### WHAT YOU SHOULD DO
Write the records out again exactly, but without pictures.

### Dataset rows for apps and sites
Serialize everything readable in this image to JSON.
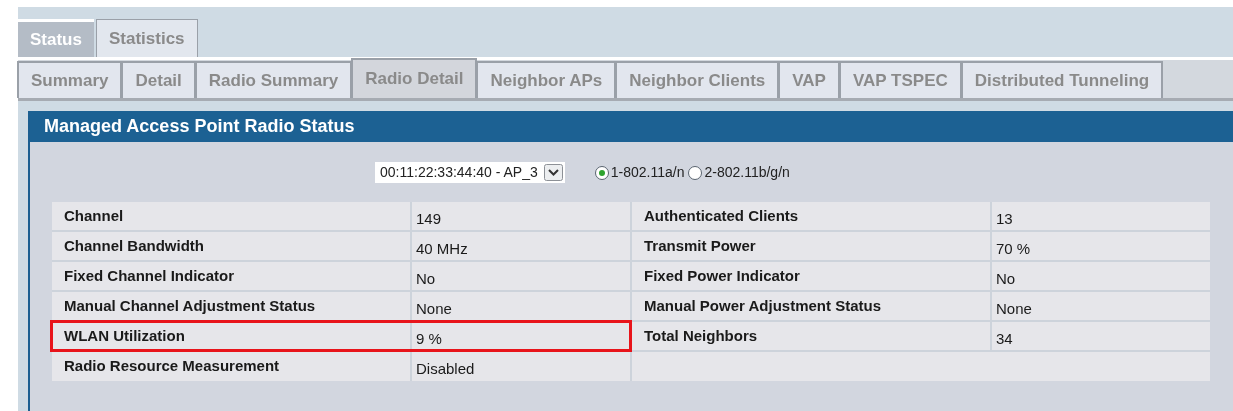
{
  "tabs": [
    {
      "label": "Status",
      "selected": true
    },
    {
      "label": "Statistics",
      "selected": false
    }
  ],
  "subtabs": [
    {
      "label": "Summary",
      "selected": false
    },
    {
      "label": "Detail",
      "selected": false
    },
    {
      "label": "Radio Summary",
      "selected": false
    },
    {
      "label": "Radio Detail",
      "selected": true
    },
    {
      "label": "Neighbor APs",
      "selected": false
    },
    {
      "label": "Neighbor Clients",
      "selected": false
    },
    {
      "label": "VAP",
      "selected": false
    },
    {
      "label": "VAP TSPEC",
      "selected": false
    },
    {
      "label": "Distributed Tunneling",
      "selected": false
    }
  ],
  "panel": {
    "title": "Managed Access Point Radio Status",
    "ap_select": {
      "value": "00:11:22:33:44:40 - AP_3"
    },
    "radios": [
      {
        "label": "1-802.11a/n",
        "selected": true
      },
      {
        "label": "2-802.11b/g/n",
        "selected": false
      }
    ],
    "rows": [
      {
        "left": {
          "label": "Channel",
          "value": "149"
        },
        "right": {
          "label": "Authenticated Clients",
          "value": "13"
        },
        "highlighted": false
      },
      {
        "left": {
          "label": "Channel Bandwidth",
          "value": "40 MHz"
        },
        "right": {
          "label": "Transmit Power",
          "value": "70 %"
        },
        "highlighted": false
      },
      {
        "left": {
          "label": "Fixed Channel Indicator",
          "value": "No"
        },
        "right": {
          "label": "Fixed Power Indicator",
          "value": "No"
        },
        "highlighted": false
      },
      {
        "left": {
          "label": "Manual Channel Adjustment Status",
          "value": "None"
        },
        "right": {
          "label": "Manual Power Adjustment Status",
          "value": "None"
        },
        "highlighted": false
      },
      {
        "left": {
          "label": "WLAN Utilization",
          "value": "9 %"
        },
        "right": {
          "label": "Total Neighbors",
          "value": "34"
        },
        "highlighted": true
      },
      {
        "left": {
          "label": "Radio Resource Measurement",
          "value": "Disabled"
        },
        "highlighted": false
      }
    ]
  }
}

### ANSWER BELOW
Serialize everything readable in this image to JSON.
{
  "tabs": [
    {
      "label": "Status",
      "selected": true
    },
    {
      "label": "Statistics",
      "selected": false
    }
  ],
  "subtabs": [
    {
      "label": "Summary",
      "selected": false
    },
    {
      "label": "Detail",
      "selected": false
    },
    {
      "label": "Radio Summary",
      "selected": false
    },
    {
      "label": "Radio Detail",
      "selected": true
    },
    {
      "label": "Neighbor APs",
      "selected": false
    },
    {
      "label": "Neighbor Clients",
      "selected": false
    },
    {
      "label": "VAP",
      "selected": false
    },
    {
      "label": "VAP TSPEC",
      "selected": false
    },
    {
      "label": "Distributed Tunneling",
      "selected": false
    }
  ],
  "panel": {
    "title": "Managed Access Point Radio Status",
    "ap_select": {
      "value": "00:11:22:33:44:40 - AP_3"
    },
    "radios": [
      {
        "label": "1-802.11a/n",
        "selected": true
      },
      {
        "label": "2-802.11b/g/n",
        "selected": false
      }
    ],
    "rows": [
      {
        "left": {
          "label": "Channel",
          "value": "149"
        },
        "right": {
          "label": "Authenticated Clients",
          "value": "13"
        },
        "highlighted": false
      },
      {
        "left": {
          "label": "Channel Bandwidth",
          "value": "40 MHz"
        },
        "right": {
          "label": "Transmit Power",
          "value": "70 %"
        },
        "highlighted": false
      },
      {
        "left": {
          "label": "Fixed Channel Indicator",
          "value": "No"
        },
        "right": {
          "label": "Fixed Power Indicator",
          "value": "No"
        },
        "highlighted": false
      },
      {
        "left": {
          "label": "Manual Channel Adjustment Status",
          "value": "None"
        },
        "right": {
          "label": "Manual Power Adjustment Status",
          "value": "None"
        },
        "highlighted": false
      },
      {
        "left": {
          "label": "WLAN Utilization",
          "value": "9 %"
        },
        "right": {
          "label": "Total Neighbors",
          "value": "34"
        },
        "highlighted": true
      },
      {
        "left": {
          "label": "Radio Resource Measurement",
          "value": "Disabled"
        },
        "highlighted": false
      }
    ]
  }
}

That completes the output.